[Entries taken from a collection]
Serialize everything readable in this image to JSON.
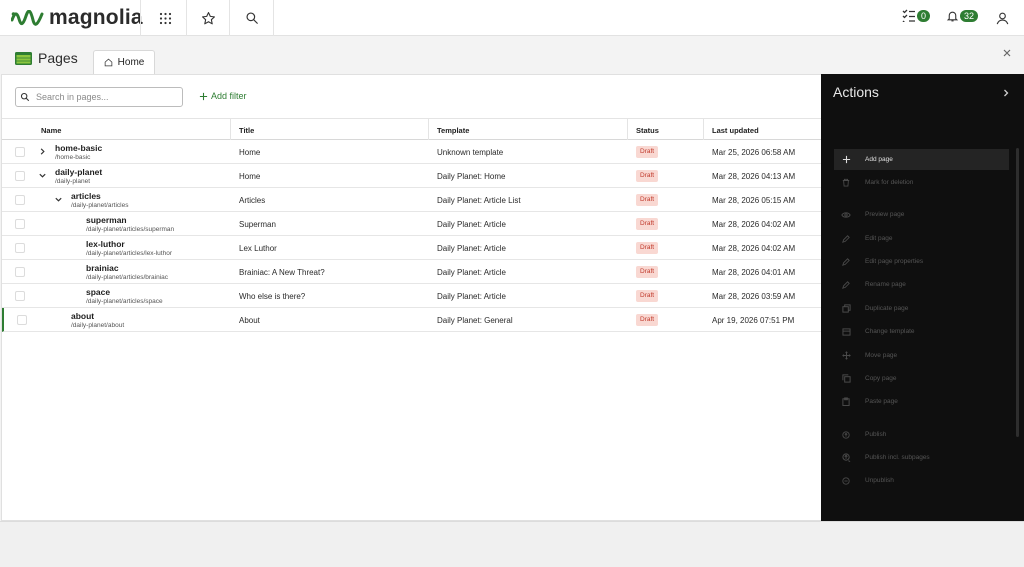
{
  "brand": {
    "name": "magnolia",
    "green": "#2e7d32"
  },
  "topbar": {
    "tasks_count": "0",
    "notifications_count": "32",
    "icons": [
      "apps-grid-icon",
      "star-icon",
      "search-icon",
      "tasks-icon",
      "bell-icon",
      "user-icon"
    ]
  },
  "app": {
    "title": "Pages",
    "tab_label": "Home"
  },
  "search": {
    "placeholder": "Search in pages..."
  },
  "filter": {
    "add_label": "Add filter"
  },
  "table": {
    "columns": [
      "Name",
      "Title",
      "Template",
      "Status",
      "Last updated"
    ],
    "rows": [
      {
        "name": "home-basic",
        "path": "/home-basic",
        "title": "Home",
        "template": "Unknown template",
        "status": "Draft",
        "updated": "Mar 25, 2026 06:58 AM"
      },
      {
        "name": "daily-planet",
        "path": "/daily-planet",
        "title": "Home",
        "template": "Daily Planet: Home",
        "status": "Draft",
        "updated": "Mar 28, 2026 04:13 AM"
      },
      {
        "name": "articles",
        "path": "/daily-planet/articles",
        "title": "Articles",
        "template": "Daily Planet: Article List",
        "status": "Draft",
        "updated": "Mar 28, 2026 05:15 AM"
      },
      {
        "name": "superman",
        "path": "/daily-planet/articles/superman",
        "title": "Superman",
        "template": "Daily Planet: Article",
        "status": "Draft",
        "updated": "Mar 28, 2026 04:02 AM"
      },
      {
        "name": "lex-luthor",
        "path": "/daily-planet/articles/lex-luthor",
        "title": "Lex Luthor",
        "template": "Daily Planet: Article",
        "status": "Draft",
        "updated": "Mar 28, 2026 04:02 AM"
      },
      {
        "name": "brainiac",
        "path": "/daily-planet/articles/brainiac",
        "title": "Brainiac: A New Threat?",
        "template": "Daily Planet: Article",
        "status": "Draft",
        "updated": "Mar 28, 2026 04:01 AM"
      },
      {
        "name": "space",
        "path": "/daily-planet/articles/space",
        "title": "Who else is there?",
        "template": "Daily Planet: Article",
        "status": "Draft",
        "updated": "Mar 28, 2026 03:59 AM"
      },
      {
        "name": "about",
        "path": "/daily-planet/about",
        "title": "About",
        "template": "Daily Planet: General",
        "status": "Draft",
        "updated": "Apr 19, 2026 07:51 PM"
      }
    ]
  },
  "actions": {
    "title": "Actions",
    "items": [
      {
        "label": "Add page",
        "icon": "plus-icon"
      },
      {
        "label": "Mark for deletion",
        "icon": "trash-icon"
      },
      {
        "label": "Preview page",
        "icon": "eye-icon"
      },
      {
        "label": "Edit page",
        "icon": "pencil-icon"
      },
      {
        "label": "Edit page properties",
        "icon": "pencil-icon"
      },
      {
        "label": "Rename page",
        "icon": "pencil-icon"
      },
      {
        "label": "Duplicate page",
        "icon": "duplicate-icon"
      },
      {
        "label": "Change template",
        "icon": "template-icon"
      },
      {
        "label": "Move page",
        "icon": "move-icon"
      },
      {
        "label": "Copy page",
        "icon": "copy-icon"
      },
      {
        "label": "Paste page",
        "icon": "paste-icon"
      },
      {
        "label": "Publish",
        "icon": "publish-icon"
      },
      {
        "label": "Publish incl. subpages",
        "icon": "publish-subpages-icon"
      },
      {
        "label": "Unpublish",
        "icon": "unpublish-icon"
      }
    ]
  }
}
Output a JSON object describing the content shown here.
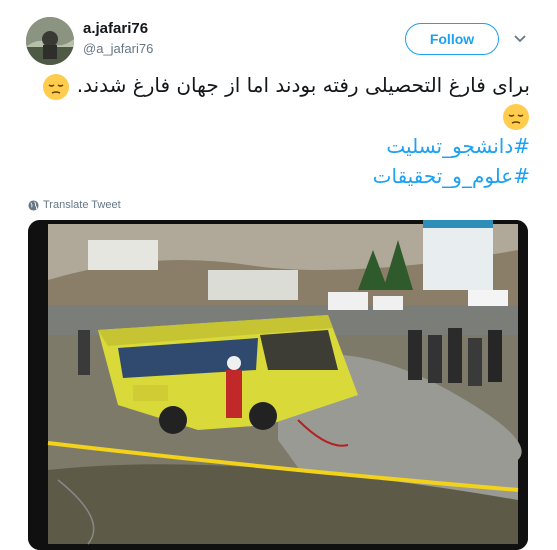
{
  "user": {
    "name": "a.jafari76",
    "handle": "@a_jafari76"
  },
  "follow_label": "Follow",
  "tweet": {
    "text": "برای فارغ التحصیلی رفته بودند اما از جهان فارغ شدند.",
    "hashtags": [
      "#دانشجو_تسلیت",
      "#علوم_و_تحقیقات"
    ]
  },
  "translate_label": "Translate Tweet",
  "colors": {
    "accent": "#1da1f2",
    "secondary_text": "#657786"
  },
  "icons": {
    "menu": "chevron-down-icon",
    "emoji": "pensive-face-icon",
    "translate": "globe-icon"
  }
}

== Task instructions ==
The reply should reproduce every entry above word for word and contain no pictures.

== Answer space ==
Serialize everything readable in this image to JSON.
{
  "brand": {
    "name": "magnolia",
    "green": "#2e7d32"
  },
  "topbar": {
    "tasks_count": "0",
    "notifications_count": "32",
    "icons": [
      "apps-grid-icon",
      "star-icon",
      "search-icon",
      "tasks-icon",
      "bell-icon",
      "user-icon"
    ]
  },
  "app": {
    "title": "Pages",
    "tab_label": "Home"
  },
  "search": {
    "placeholder": "Search in pages..."
  },
  "filter": {
    "add_label": "Add filter"
  },
  "table": {
    "columns": [
      "Name",
      "Title",
      "Template",
      "Status",
      "Last updated"
    ],
    "rows": [
      {
        "name": "home-basic",
        "path": "/home-basic",
        "title": "Home",
        "template": "Unknown template",
        "status": "Draft",
        "updated": "Mar 25, 2026 06:58 AM"
      },
      {
        "name": "daily-planet",
        "path": "/daily-planet",
        "title": "Home",
        "template": "Daily Planet: Home",
        "status": "Draft",
        "updated": "Mar 28, 2026 04:13 AM"
      },
      {
        "name": "articles",
        "path": "/daily-planet/articles",
        "title": "Articles",
        "template": "Daily Planet: Article List",
        "status": "Draft",
        "updated": "Mar 28, 2026 05:15 AM"
      },
      {
        "name": "superman",
        "path": "/daily-planet/articles/superman",
        "title": "Superman",
        "template": "Daily Planet: Article",
        "status": "Draft",
        "updated": "Mar 28, 2026 04:02 AM"
      },
      {
        "name": "lex-luthor",
        "path": "/daily-planet/articles/lex-luthor",
        "title": "Lex Luthor",
        "template": "Daily Planet: Article",
        "status": "Draft",
        "updated": "Mar 28, 2026 04:02 AM"
      },
      {
        "name": "brainiac",
        "path": "/daily-planet/articles/brainiac",
        "title": "Brainiac: A New Threat?",
        "template": "Daily Planet: Article",
        "status": "Draft",
        "updated": "Mar 28, 2026 04:01 AM"
      },
      {
        "name": "space",
        "path": "/daily-planet/articles/space",
        "title": "Who else is there?",
        "template": "Daily Planet: Article",
        "status": "Draft",
        "updated": "Mar 28, 2026 03:59 AM"
      },
      {
        "name": "about",
        "path": "/daily-planet/about",
        "title": "About",
        "template": "Daily Planet: General",
        "status": "Draft",
        "updated": "Apr 19, 2026 07:51 PM"
      }
    ]
  },
  "actions": {
    "title": "Actions",
    "items": [
      {
        "label": "Add page",
        "icon": "plus-icon"
      },
      {
        "label": "Mark for deletion",
        "icon": "trash-icon"
      },
      {
        "label": "Preview page",
        "icon": "eye-icon"
      },
      {
        "label": "Edit page",
        "icon": "pencil-icon"
      },
      {
        "label": "Edit page properties",
        "icon": "pencil-icon"
      },
      {
        "label": "Rename page",
        "icon": "pencil-icon"
      },
      {
        "label": "Duplicate page",
        "icon": "duplicate-icon"
      },
      {
        "label": "Change template",
        "icon": "template-icon"
      },
      {
        "label": "Move page",
        "icon": "move-icon"
      },
      {
        "label": "Copy page",
        "icon": "copy-icon"
      },
      {
        "label": "Paste page",
        "icon": "paste-icon"
      },
      {
        "label": "Publish",
        "icon": "publish-icon"
      },
      {
        "label": "Publish incl. subpages",
        "icon": "publish-subpages-icon"
      },
      {
        "label": "Unpublish",
        "icon": "unpublish-icon"
      }
    ]
  }
}
Output a JSON object describing the content shown here.
{
  "user": {
    "name": "a.jafari76",
    "handle": "@a_jafari76"
  },
  "follow_label": "Follow",
  "tweet": {
    "text": "برای فارغ التحصیلی رفته بودند اما از جهان فارغ شدند.",
    "hashtags": [
      "#دانشجو_تسلیت",
      "#علوم_و_تحقیقات"
    ]
  },
  "translate_label": "Translate Tweet",
  "colors": {
    "accent": "#1da1f2",
    "secondary_text": "#657786"
  },
  "icons": {
    "menu": "chevron-down-icon",
    "emoji": "pensive-face-icon",
    "translate": "globe-icon"
  }
}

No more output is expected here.